__WORK INSTRUCTION__: Take each line of the listing that has the string "text" and report it.
STUDY MATERIAL Block Start
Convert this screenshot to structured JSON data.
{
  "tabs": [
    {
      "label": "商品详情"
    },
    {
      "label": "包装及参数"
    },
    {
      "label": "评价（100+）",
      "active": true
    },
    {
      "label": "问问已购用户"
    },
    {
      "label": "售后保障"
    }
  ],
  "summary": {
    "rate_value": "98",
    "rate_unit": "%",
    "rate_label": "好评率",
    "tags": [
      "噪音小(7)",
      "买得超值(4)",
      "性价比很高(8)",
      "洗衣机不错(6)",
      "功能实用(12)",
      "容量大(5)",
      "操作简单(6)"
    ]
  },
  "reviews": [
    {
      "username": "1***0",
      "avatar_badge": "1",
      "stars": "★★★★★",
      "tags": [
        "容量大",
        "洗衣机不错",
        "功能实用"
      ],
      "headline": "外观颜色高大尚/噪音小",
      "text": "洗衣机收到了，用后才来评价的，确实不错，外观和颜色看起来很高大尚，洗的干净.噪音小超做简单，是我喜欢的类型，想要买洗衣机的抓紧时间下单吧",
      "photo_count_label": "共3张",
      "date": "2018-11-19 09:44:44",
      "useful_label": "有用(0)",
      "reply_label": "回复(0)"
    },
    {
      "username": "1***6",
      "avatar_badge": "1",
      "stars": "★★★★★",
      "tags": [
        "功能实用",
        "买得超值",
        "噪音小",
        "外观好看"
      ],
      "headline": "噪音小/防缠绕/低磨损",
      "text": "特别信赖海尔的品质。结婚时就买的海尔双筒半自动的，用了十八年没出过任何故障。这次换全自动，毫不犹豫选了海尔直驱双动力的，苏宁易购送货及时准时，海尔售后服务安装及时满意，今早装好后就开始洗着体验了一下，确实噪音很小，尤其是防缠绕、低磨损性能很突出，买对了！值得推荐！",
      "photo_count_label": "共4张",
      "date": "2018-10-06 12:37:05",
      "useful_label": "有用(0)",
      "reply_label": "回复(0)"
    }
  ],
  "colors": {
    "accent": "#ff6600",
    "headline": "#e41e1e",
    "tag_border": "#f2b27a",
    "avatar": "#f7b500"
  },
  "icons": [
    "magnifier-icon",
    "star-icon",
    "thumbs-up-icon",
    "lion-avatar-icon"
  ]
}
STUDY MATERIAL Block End
__WRITTEN RESPONSE__:
      "text": "洗衣机收到了，用后才来评价的，确实不错，外观和颜色看起来很高大尚，洗的干净.噪音小超做简单，是我喜欢的类型，想要买洗衣机的抓紧时间下单吧",
      "text": "特别信赖海尔的品质。结婚时就买的海尔双筒半自动的，用了十八年没出过任何故障。这次换全自动，毫不犹豫选了海尔直驱双动力的，苏宁易购送货及时准时，海尔售后服务安装及时满意，今早装好后就开始洗着体验了一下，确实噪音很小，尤其是防缠绕、低磨损性能很突出，买对了！值得推荐！",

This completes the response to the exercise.